- Work to complete
Write out the whole listing exactly.

- Data provided

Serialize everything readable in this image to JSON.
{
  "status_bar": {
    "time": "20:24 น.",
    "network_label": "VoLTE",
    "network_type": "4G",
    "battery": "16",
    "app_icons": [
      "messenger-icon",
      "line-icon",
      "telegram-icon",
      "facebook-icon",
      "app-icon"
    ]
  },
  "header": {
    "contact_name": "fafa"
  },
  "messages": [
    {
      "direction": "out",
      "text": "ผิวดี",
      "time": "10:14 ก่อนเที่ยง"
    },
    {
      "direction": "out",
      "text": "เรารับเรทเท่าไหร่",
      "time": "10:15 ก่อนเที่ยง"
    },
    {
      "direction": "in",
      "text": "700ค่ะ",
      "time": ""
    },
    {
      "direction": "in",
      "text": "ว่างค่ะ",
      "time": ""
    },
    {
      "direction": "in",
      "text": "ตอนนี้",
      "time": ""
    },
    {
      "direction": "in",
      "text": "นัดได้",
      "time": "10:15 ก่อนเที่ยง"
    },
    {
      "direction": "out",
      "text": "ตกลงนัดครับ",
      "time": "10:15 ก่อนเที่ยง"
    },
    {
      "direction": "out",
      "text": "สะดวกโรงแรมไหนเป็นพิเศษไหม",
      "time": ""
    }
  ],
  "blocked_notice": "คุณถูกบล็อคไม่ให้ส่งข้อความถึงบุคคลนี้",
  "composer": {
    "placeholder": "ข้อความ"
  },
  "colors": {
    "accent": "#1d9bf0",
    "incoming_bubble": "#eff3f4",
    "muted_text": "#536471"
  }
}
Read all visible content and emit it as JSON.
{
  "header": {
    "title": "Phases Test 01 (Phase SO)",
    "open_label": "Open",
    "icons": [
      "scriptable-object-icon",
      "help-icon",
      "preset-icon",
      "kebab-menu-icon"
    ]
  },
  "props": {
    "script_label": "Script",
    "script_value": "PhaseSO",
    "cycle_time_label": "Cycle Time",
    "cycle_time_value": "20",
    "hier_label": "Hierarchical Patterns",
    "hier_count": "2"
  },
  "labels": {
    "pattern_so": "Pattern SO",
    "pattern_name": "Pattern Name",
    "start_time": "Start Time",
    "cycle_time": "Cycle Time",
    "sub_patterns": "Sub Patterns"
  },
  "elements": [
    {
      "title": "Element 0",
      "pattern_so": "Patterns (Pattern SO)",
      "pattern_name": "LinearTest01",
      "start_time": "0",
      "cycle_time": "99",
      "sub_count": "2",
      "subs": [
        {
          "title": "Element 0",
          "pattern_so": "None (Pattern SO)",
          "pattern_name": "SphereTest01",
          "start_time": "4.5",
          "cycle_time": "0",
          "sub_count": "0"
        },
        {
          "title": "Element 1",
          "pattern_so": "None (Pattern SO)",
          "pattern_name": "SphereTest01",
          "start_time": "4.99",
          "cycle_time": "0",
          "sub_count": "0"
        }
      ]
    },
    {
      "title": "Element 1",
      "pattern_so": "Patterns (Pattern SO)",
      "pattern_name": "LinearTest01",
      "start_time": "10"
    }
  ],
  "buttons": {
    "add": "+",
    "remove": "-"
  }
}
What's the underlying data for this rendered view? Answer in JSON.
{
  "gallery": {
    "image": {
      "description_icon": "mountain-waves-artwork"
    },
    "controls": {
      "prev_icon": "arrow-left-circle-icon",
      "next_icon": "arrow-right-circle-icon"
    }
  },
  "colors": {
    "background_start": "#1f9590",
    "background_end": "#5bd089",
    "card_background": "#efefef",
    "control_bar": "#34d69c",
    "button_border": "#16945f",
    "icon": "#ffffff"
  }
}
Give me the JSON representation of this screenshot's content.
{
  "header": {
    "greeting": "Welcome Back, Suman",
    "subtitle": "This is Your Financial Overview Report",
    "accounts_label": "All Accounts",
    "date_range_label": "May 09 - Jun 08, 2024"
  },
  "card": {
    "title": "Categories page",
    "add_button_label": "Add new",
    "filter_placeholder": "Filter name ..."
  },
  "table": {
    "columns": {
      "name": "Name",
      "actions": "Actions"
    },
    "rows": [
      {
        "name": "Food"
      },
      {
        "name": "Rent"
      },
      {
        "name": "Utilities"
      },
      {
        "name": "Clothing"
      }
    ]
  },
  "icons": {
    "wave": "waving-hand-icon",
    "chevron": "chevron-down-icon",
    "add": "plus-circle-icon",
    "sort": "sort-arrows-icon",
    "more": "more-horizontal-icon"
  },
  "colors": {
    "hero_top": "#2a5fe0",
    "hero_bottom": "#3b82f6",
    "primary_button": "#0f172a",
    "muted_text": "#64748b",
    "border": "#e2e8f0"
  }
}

- Response below
Serialize everything readable in this image to JSON.
{
  "status_bar": {
    "time": "20:24 น.",
    "network_label": "VoLTE",
    "network_type": "4G",
    "battery": "16",
    "app_icons": [
      "messenger-icon",
      "line-icon",
      "telegram-icon",
      "facebook-icon",
      "app-icon"
    ]
  },
  "header": {
    "contact_name": "fafa"
  },
  "messages": [
    {
      "direction": "out",
      "text": "ผิวดี",
      "time": "10:14 ก่อนเที่ยง"
    },
    {
      "direction": "out",
      "text": "เรารับเรทเท่าไหร่",
      "time": "10:15 ก่อนเที่ยง"
    },
    {
      "direction": "in",
      "text": "700ค่ะ",
      "time": ""
    },
    {
      "direction": "in",
      "text": "ว่างค่ะ",
      "time": ""
    },
    {
      "direction": "in",
      "text": "ตอนนี้",
      "time": ""
    },
    {
      "direction": "in",
      "text": "นัดได้",
      "time": "10:15 ก่อนเที่ยง"
    },
    {
      "direction": "out",
      "text": "ตกลงนัดครับ",
      "time": "10:15 ก่อนเที่ยง"
    },
    {
      "direction": "out",
      "text": "สะดวกโรงแรมไหนเป็นพิเศษไหม",
      "time": ""
    }
  ],
  "blocked_notice": "คุณถูกบล็อคไม่ให้ส่งข้อความถึงบุคคลนี้",
  "composer": {
    "placeholder": "ข้อความ"
  },
  "colors": {
    "accent": "#1d9bf0",
    "incoming_bubble": "#eff3f4",
    "muted_text": "#536471"
  }
}
Read all visible content and emit it as JSON.
{
  "header": {
    "title": "Phases Test 01 (Phase SO)",
    "open_label": "Open",
    "icons": [
      "scriptable-object-icon",
      "help-icon",
      "preset-icon",
      "kebab-menu-icon"
    ]
  },
  "props": {
    "script_label": "Script",
    "script_value": "PhaseSO",
    "cycle_time_label": "Cycle Time",
    "cycle_time_value": "20",
    "hier_label": "Hierarchical Patterns",
    "hier_count": "2"
  },
  "labels": {
    "pattern_so": "Pattern SO",
    "pattern_name": "Pattern Name",
    "start_time": "Start Time",
    "cycle_time": "Cycle Time",
    "sub_patterns": "Sub Patterns"
  },
  "elements": [
    {
      "title": "Element 0",
      "pattern_so": "Patterns (Pattern SO)",
      "pattern_name": "LinearTest01",
      "start_time": "0",
      "cycle_time": "99",
      "sub_count": "2",
      "subs": [
        {
          "title": "Element 0",
          "pattern_so": "None (Pattern SO)",
          "pattern_name": "SphereTest01",
          "start_time": "4.5",
          "cycle_time": "0",
          "sub_count": "0"
        },
        {
          "title": "Element 1",
          "pattern_so": "None (Pattern SO)",
          "pattern_name": "SphereTest01",
          "start_time": "4.99",
          "cycle_time": "0",
          "sub_count": "0"
        }
      ]
    },
    {
      "title": "Element 1",
      "pattern_so": "Patterns (Pattern SO)",
      "pattern_name": "LinearTest01",
      "start_time": "10"
    }
  ],
  "buttons": {
    "add": "+",
    "remove": "-"
  }
}
What's the underlying data for this rendered view? Answer in JSON.
{
  "gallery": {
    "image": {
      "description_icon": "mountain-waves-artwork"
    },
    "controls": {
      "prev_icon": "arrow-left-circle-icon",
      "next_icon": "arrow-right-circle-icon"
    }
  },
  "colors": {
    "background_start": "#1f9590",
    "background_end": "#5bd089",
    "card_background": "#efefef",
    "control_bar": "#34d69c",
    "button_border": "#16945f",
    "icon": "#ffffff"
  }
}
Give me the JSON representation of this screenshot's content.
{
  "header": {
    "greeting": "Welcome Back, Suman",
    "subtitle": "This is Your Financial Overview Report",
    "accounts_label": "All Accounts",
    "date_range_label": "May 09 - Jun 08, 2024"
  },
  "card": {
    "title": "Categories page",
    "add_button_label": "Add new",
    "filter_placeholder": "Filter name ..."
  },
  "table": {
    "columns": {
      "name": "Name",
      "actions": "Actions"
    },
    "rows": [
      {
        "name": "Food"
      },
      {
        "name": "Rent"
      },
      {
        "name": "Utilities"
      },
      {
        "name": "Clothing"
      }
    ]
  },
  "icons": {
    "wave": "waving-hand-icon",
    "chevron": "chevron-down-icon",
    "add": "plus-circle-icon",
    "sort": "sort-arrows-icon",
    "more": "more-horizontal-icon"
  },
  "colors": {
    "hero_top": "#2a5fe0",
    "hero_bottom": "#3b82f6",
    "primary_button": "#0f172a",
    "muted_text": "#64748b",
    "border": "#e2e8f0"
  }
}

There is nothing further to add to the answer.